U.S. PIRG Education Fund and National Farmers Union surveyed 53 farmers across 14 states to compare the repair costs, labor hours and downtime that results from breakdowns that farmers fix themselves versus those that an independent or dealer mechanic performs repairs. The model we created from this data found that the group loses an average of $3,348 per year to downtime caused by repair restrictions.

If all U.S. farmers experience similar losses, that would mean the downtime resulting from repair restrictions is costing American producers more than $3 billion each year.

Dealer repair ain’t cheap

At the same time, the cost of repair is increasing. Analysis of U.S. Department of Agriculture (USDA) data shows that farmers’ repair costs have nearly doubled over the past two decades for soybeans and corn, two commonly grown crops. These increases coincide with the trend of increasing amounts of software and software-linked parts in farm equipment—a major mechanism through which manufacturers restrict independent repair.

Staff | TPIN
Data from 2017 USDA Census of Agriculture.

Right to Repair reforms—which would require equipment manufacturers to provide farmers and independent repair technicians with access to the necessary repair parts, tools, software and documentation on fair and reasonable terms—would provide farmers with the repair choices they need to ensure that they can fix their equipment as soon as possible.

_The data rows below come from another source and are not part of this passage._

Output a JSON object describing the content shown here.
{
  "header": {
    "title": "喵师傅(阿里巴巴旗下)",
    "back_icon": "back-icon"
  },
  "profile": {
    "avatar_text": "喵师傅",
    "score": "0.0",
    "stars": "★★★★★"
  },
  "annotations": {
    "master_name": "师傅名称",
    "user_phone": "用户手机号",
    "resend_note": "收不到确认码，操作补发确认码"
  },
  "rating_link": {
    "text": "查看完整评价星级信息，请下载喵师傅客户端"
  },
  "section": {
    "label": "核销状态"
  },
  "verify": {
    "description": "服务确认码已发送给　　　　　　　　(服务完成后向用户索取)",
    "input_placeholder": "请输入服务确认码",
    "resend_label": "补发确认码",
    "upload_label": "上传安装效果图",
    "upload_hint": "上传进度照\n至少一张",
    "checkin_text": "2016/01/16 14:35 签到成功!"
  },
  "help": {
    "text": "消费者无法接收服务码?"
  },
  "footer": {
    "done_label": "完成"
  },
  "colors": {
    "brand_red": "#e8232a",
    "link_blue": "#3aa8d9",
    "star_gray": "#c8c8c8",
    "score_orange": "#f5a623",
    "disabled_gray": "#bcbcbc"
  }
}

It would also help drive down repair costs. Surveyed farmers report that dealer mechanics charge an average of $58.90 more per hour of labor than independent mechanics.The higher dealer labor rates cost our sample an average of $1,328 per year. 

Assuming other U.S. farmers experience the same increased rates, repair restrictions are costing them $1.2 billion dollars annually. That means Right to Repair could save farmers a resounding $4.2 billion each year.

Read the full report.


Kevin O'Reilly

Former Director, Campaign for the Right to Repair, U.S. PIRG Education Fund